This is one of the reasons why we are so keen to change the laws around marriage itself, so that you cannot just enter into Islamic-only marriages. You can have an Islamic marriage only if you have a legal marriage, to stop cases of polygamy. It is leading to a lot of abuse and unfairness, and it is creating a huge tax burden because many of these marriages involve women who are not being supported by their so-called husband. They are all on benefits, and in fact they are usually supporting him. There is a lot to consider here, which needs to be taken into account, with these polygamous marriages. The law needs to find a way to figure out what the fair process is there.
Lisa Ray: I want to make you aware that we have a member who was a British Telecom employee and who has been cohabiting in a very committed relationship for 20 years. He is trying to make sure that his partner will inherit a pension from him if he predeceases her, and he has been working really, really hard with the trustees of the pension scheme to get some sort of assurance. About 80% of people rely on trustees’ discretion in order to secure a cohabitee’s pension, or a partner’s pension, and he cannot get that certainty from the trustees of the scheme.
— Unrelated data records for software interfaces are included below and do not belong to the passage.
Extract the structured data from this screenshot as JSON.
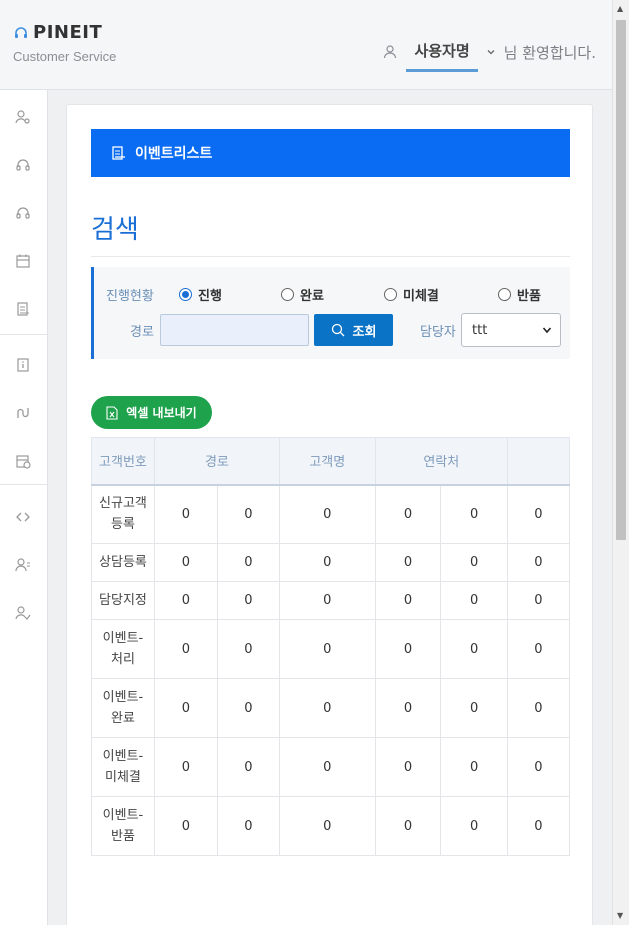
{
  "header": {
    "brand_title": "PINEIT",
    "brand_subtitle": "Customer Service",
    "user_name": "사용자명",
    "welcome_text": "님 환영합니다."
  },
  "sidebar": {
    "icons": [
      "user-search-icon",
      "headset-icon",
      "headset-icon",
      "calendar-icon",
      "document-icon",
      "info-document-icon",
      "route-icon",
      "calendar-clock-icon",
      "code-icon",
      "user-list-icon",
      "user-check-icon"
    ]
  },
  "banner": {
    "title": "이벤트리스트"
  },
  "search": {
    "title": "검색",
    "status_label": "진행현황",
    "status_options": [
      {
        "label": "진행",
        "checked": true
      },
      {
        "label": "완료",
        "checked": false
      },
      {
        "label": "미체결",
        "checked": false
      },
      {
        "label": "반품",
        "checked": false
      }
    ],
    "route_label": "경로",
    "route_value": "",
    "search_button": "조회",
    "manager_label": "담당자",
    "manager_selected": "ttt"
  },
  "excel_button": "엑셀 내보내기",
  "table": {
    "columns": [
      "고객번호",
      "경로",
      "고객명",
      "연락처",
      ""
    ],
    "rows": [
      {
        "label": "신규고객\n등록",
        "values": [
          "0",
          "0",
          "0",
          "0",
          "0",
          "0"
        ]
      },
      {
        "label": "상담등록",
        "values": [
          "0",
          "0",
          "0",
          "0",
          "0",
          "0"
        ]
      },
      {
        "label": "담당지정",
        "values": [
          "0",
          "0",
          "0",
          "0",
          "0",
          "0"
        ]
      },
      {
        "label": "이벤트-\n처리",
        "values": [
          "0",
          "0",
          "0",
          "0",
          "0",
          "0"
        ]
      },
      {
        "label": "이벤트-\n완료",
        "values": [
          "0",
          "0",
          "0",
          "0",
          "0",
          "0"
        ]
      },
      {
        "label": "이벤트-\n미체결",
        "values": [
          "0",
          "0",
          "0",
          "0",
          "0",
          "0"
        ]
      },
      {
        "label": "이벤트-\n반품",
        "values": [
          "0",
          "0",
          "0",
          "0",
          "0",
          "0"
        ]
      }
    ]
  },
  "colors": {
    "primary": "#0a6cf2",
    "title_blue": "#1a6fd6",
    "search_button": "#0a73c6",
    "excel_green": "#1ea24c"
  }
}
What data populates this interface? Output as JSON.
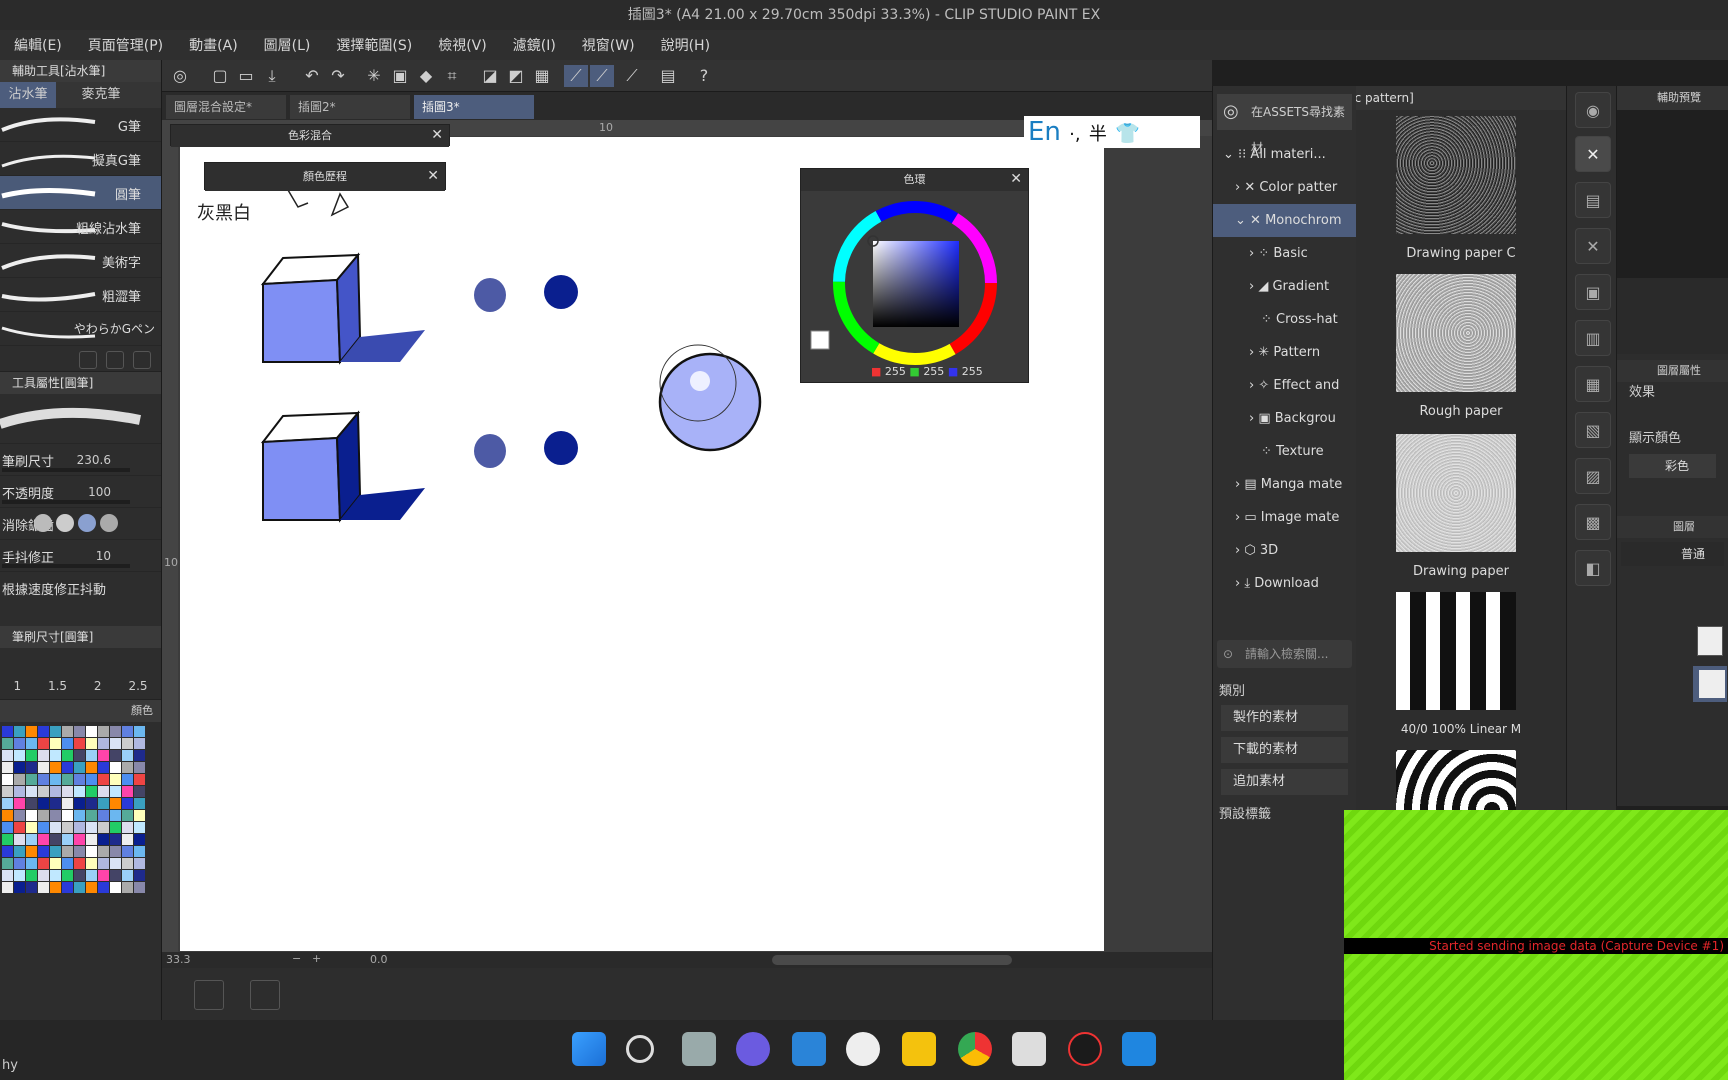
{
  "window": {
    "title": "插圖3* (A4 21.00 x 29.70cm 350dpi 33.3%) - CLIP STUDIO PAINT EX"
  },
  "menu": [
    "編輯(E)",
    "頁面管理(P)",
    "動畫(A)",
    "圖層(L)",
    "選擇範圍(S)",
    "檢視(V)",
    "濾鏡(I)",
    "視窗(W)",
    "說明(H)"
  ],
  "subtool_panel": {
    "title": "輔助工具[沾水筆]",
    "tabs": [
      "沾水筆",
      "麥克筆"
    ],
    "brushes": [
      "G筆",
      "擬真G筆",
      "圓筆",
      "粗線沾水筆",
      "美術字",
      "粗澀筆",
      "やわらかGペン"
    ]
  },
  "tool_property": {
    "title": "工具屬性[圓筆]",
    "rows": [
      {
        "label": "筆刷尺寸",
        "value": "230.6"
      },
      {
        "label": "不透明度",
        "value": "100"
      },
      {
        "label": "消除鋸齒",
        "value": ""
      },
      {
        "label": "手抖修正",
        "value": "10"
      },
      {
        "label": "根據速度修正抖動",
        "value": ""
      }
    ]
  },
  "brush_size_panel": {
    "title": "筆刷尺寸[圓筆]",
    "sizes": [
      "1",
      "1.5",
      "2",
      "2.5"
    ]
  },
  "color_set_panel": {
    "tab": "顏色"
  },
  "doc_tabs": [
    "圖層混合設定*",
    "插圖2*",
    "插圖3*"
  ],
  "ruler": {
    "label": "10",
    "vlabel": "10"
  },
  "float_windows": {
    "color_mix": "色彩混合",
    "color_history": "顏色歷程",
    "color_wheel": "色環"
  },
  "canvas": {
    "note": "灰黑白"
  },
  "ime": {
    "lang": "En",
    "punct": "·,",
    "width": "半"
  },
  "color_wheel": {
    "r": "255",
    "g": "255",
    "b": "255"
  },
  "statusbar": {
    "zoom": "33.3",
    "angle": "0.0"
  },
  "material_panel": {
    "title": "素材[Monochromatic pattern]",
    "assets_button": "在ASSETS尋找素材",
    "tree": [
      "All materi...",
      "Color patter",
      "Monochrom",
      "Basic",
      "Gradient",
      "Cross-hat",
      "Pattern",
      "Effect and",
      "Backgrou",
      "Texture",
      "Manga mate",
      "Image mate",
      "3D",
      "Download"
    ],
    "search_placeholder": "請輸入檢索關...",
    "category_label": "類別",
    "categories": [
      "製作的素材",
      "下載的素材",
      "追加素材"
    ],
    "preset_tag": "預設標籤"
  },
  "thumbnails": [
    "Drawing paper C",
    "Rough paper",
    "Drawing paper",
    "40/0 100% Linear M"
  ],
  "right_panels": {
    "preview_title": "輔助預覽",
    "layer_prop_title": "圖層屬性",
    "effect_label": "效果",
    "display_color_label": "顯示顏色",
    "color_mode": "彩色",
    "layer_title": "圖層",
    "blend_mode": "普通"
  },
  "capture_message": "Started sending image data (Capture Device #1)",
  "taskbar": {
    "left_text": "hy"
  },
  "colors": {
    "accent": "#4d5d7d",
    "panel": "#2d2d2d",
    "cube_fill": "#7f8ff4",
    "dark_blue": "#0a1f8f",
    "green": "#7fe81a",
    "alert_red": "#e2262a"
  }
}
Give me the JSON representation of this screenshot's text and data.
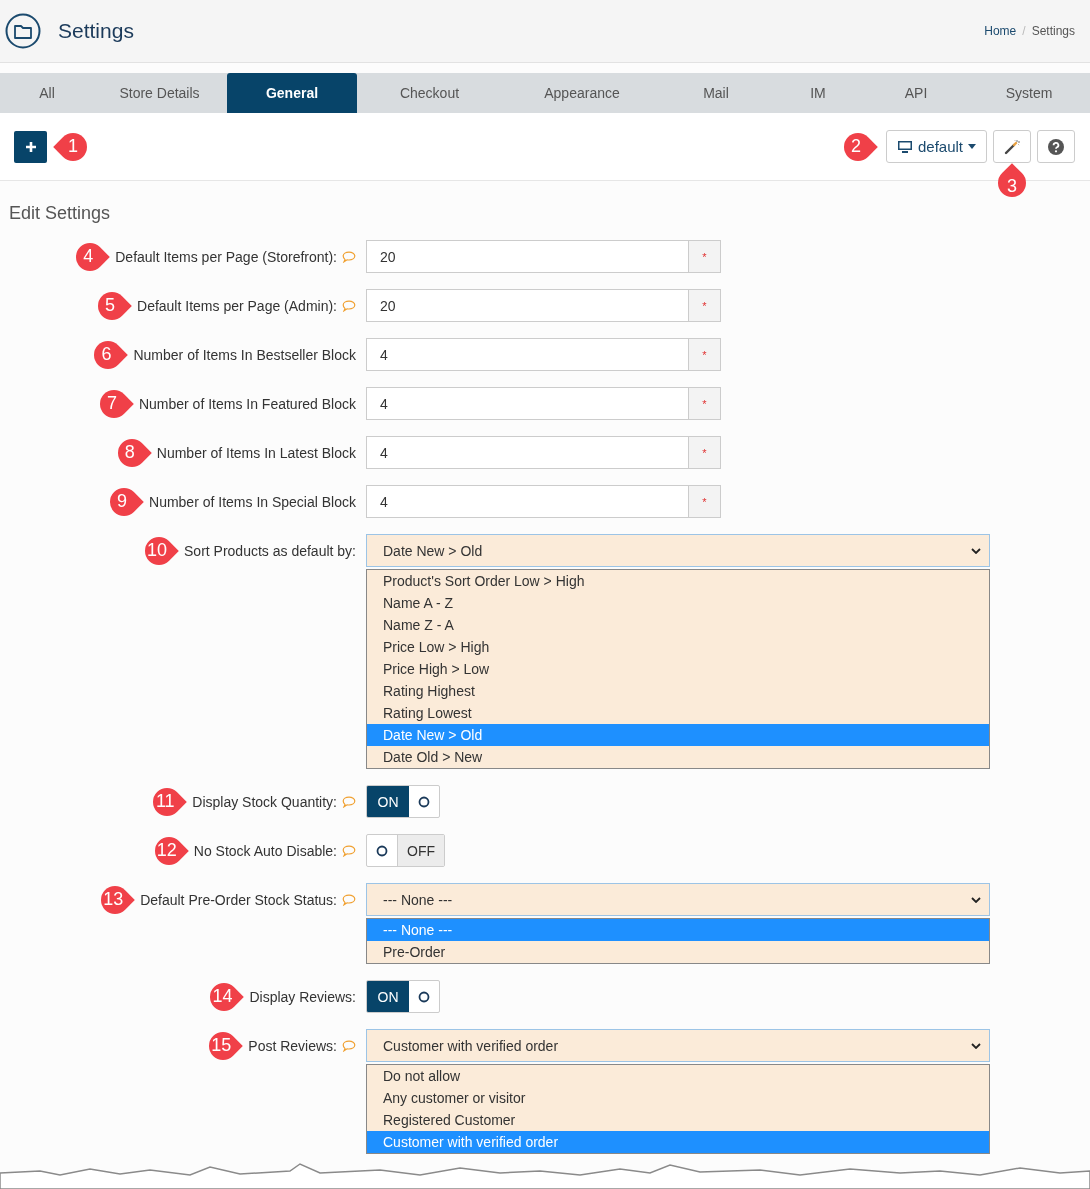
{
  "header": {
    "title": "Settings",
    "breadcrumb": [
      "Home",
      "Settings"
    ],
    "separator": "/"
  },
  "tabs": [
    {
      "label": "All",
      "selected": false
    },
    {
      "label": "Store Details",
      "selected": false
    },
    {
      "label": "General",
      "selected": true
    },
    {
      "label": "Checkout",
      "selected": false
    },
    {
      "label": "Appearance",
      "selected": false
    },
    {
      "label": "Mail",
      "selected": false
    },
    {
      "label": "IM",
      "selected": false
    },
    {
      "label": "API",
      "selected": false
    },
    {
      "label": "System",
      "selected": false
    }
  ],
  "toolbar": {
    "add_callout": "1",
    "theme_label": "default",
    "theme_callout": "2",
    "wand_callout": "3"
  },
  "section_title": "Edit Settings",
  "settings": [
    {
      "kind": "text",
      "callout": "4",
      "label": "Default Items per Page (Storefront):",
      "help": true,
      "value": "20",
      "required_mark": "*"
    },
    {
      "kind": "text",
      "callout": "5",
      "label": "Default Items per Page (Admin):",
      "help": true,
      "value": "20",
      "required_mark": "*"
    },
    {
      "kind": "text",
      "callout": "6",
      "label": "Number of Items In Bestseller Block",
      "help": false,
      "value": "4",
      "required_mark": "*"
    },
    {
      "kind": "text",
      "callout": "7",
      "label": "Number of Items In Featured Block",
      "help": false,
      "value": "4",
      "required_mark": "*"
    },
    {
      "kind": "text",
      "callout": "8",
      "label": "Number of Items In Latest Block",
      "help": false,
      "value": "4",
      "required_mark": "*"
    },
    {
      "kind": "text",
      "callout": "9",
      "label": "Number of Items In Special Block",
      "help": false,
      "value": "4",
      "required_mark": "*"
    },
    {
      "kind": "select",
      "callout": "10",
      "label": "Sort Products as default by:",
      "help": false,
      "value": "Date New > Old",
      "expanded": true,
      "options": [
        {
          "label": "Product's Sort Order Low > High",
          "selected": false
        },
        {
          "label": "Name A - Z",
          "selected": false
        },
        {
          "label": "Name Z - A",
          "selected": false
        },
        {
          "label": "Price Low > High",
          "selected": false
        },
        {
          "label": "Price High > Low",
          "selected": false
        },
        {
          "label": "Rating Highest",
          "selected": false
        },
        {
          "label": "Rating Lowest",
          "selected": false
        },
        {
          "label": "Date New > Old",
          "selected": true
        },
        {
          "label": "Date Old > New",
          "selected": false
        }
      ]
    },
    {
      "kind": "toggle",
      "callout": "11",
      "label": "Display Stock Quantity:",
      "help": true,
      "on": true,
      "state_text": "ON"
    },
    {
      "kind": "toggle",
      "callout": "12",
      "label": "No Stock Auto Disable:",
      "help": true,
      "on": false,
      "state_text": "OFF"
    },
    {
      "kind": "select",
      "callout": "13",
      "label": "Default Pre-Order Stock Status:",
      "help": true,
      "value": "--- None ---",
      "expanded": true,
      "options": [
        {
          "label": "--- None ---",
          "selected": true
        },
        {
          "label": "Pre-Order",
          "selected": false
        }
      ]
    },
    {
      "kind": "toggle",
      "callout": "14",
      "label": "Display Reviews:",
      "help": false,
      "on": true,
      "state_text": "ON"
    },
    {
      "kind": "select",
      "callout": "15",
      "label": "Post Reviews:",
      "help": true,
      "value": "Customer with verified order",
      "expanded": true,
      "options": [
        {
          "label": "Do not allow",
          "selected": false
        },
        {
          "label": "Any customer or visitor",
          "selected": false
        },
        {
          "label": "Registered Customer",
          "selected": false
        },
        {
          "label": "Customer with verified order",
          "selected": true
        }
      ]
    }
  ]
}
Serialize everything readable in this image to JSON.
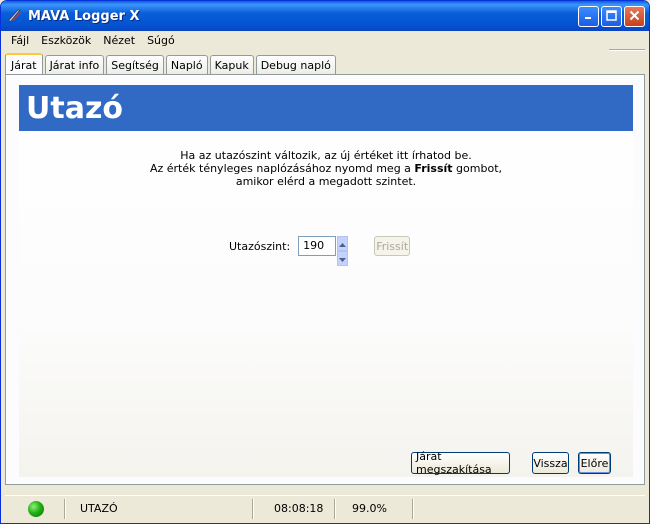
{
  "window": {
    "title": "MAVA Logger X"
  },
  "menu": {
    "items": [
      "Fájl",
      "Eszközök",
      "Nézet",
      "Súgó"
    ]
  },
  "tabs": [
    "Járat",
    "Járat info",
    "Segítség",
    "Napló",
    "Kapuk",
    "Debug napló"
  ],
  "panel": {
    "heading": "Utazó",
    "line1": "Ha az utazószint változik, az új értéket itt írhatod be.",
    "line2_before": "Az érték tényleges naplózásához nyomd meg a ",
    "line2_bold": "Frissít",
    "line2_after": " gombot,",
    "line3": "amikor elérd a megadott szintet.",
    "field_label": "Utazószint:",
    "field_value": "190",
    "refresh_label": "Frissít"
  },
  "buttons": {
    "abort": "Járat megszakítása",
    "back": "Vissza",
    "next": "Előre"
  },
  "status": {
    "phase": "UTAZÓ",
    "time": "08:08:18",
    "percent": "99.0%"
  },
  "colors": {
    "banner": "#316ac5",
    "status_led": "#22b014"
  },
  "icons": {
    "app": "plane-logo-icon",
    "minimize": "minimize-icon",
    "maximize": "maximize-icon",
    "close": "close-icon",
    "spin_up": "spin-up-icon",
    "spin_down": "spin-down-icon",
    "status": "status-led-icon"
  }
}
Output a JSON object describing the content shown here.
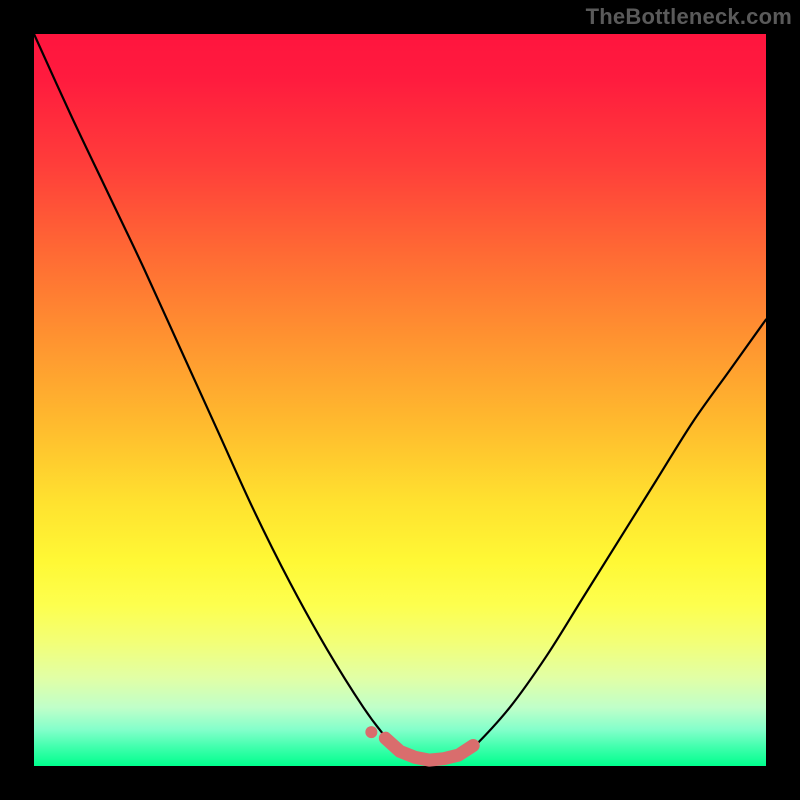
{
  "watermark": "TheBottleneck.com",
  "colors": {
    "frame": "#000000",
    "curve_stroke": "#000000",
    "marker_stroke": "#d96d6d",
    "marker_fill": "#d96d6d"
  },
  "chart_data": {
    "type": "line",
    "title": "",
    "xlabel": "",
    "ylabel": "",
    "xlim": [
      0,
      100
    ],
    "ylim": [
      0,
      100
    ],
    "series": [
      {
        "name": "bottleneck-curve",
        "x": [
          0,
          5,
          10,
          15,
          20,
          25,
          30,
          35,
          40,
          45,
          48,
          50,
          52,
          55,
          58,
          60,
          65,
          70,
          75,
          80,
          85,
          90,
          95,
          100
        ],
        "y": [
          100,
          89,
          78.5,
          68,
          57,
          46,
          35,
          25,
          16,
          8,
          4,
          2,
          1,
          0.5,
          1,
          2.5,
          8,
          15,
          23,
          31,
          39,
          47,
          54,
          61
        ]
      }
    ],
    "markers": {
      "name": "optimal-range",
      "x": [
        48,
        50,
        52,
        54,
        56,
        58,
        60
      ],
      "y": [
        3.8,
        2.0,
        1.2,
        0.8,
        1.0,
        1.5,
        2.8
      ]
    }
  }
}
Linda will have to fill in a lot of forms when he dies to make sure she qualifies as somebody who is entitled to a pension that he has paid for.
What we are really asking for here is clarity on the entitlement in pension schemes for cohabitees. We want clarity on consistency of evidence, because some schemes ask for more than others. Some people do not have to rely on the discretion of trustees. The other, of course, is pensions for life for those in schemes who remarry or cohabit, for all the reasons I outlined earlier about the impact on other services, like health and finance. That is a campaign in the civil service scheme and the police scheme at the moment. Thank you very much for letting me make you aware of that.
Chair: No problem at all. If no other members have questions, I will take this opportunity to thank the witnesses for their evidence this afternoon. It has been hugely appreciated. Sorry we had the hiatus in the middle of it. Thank you.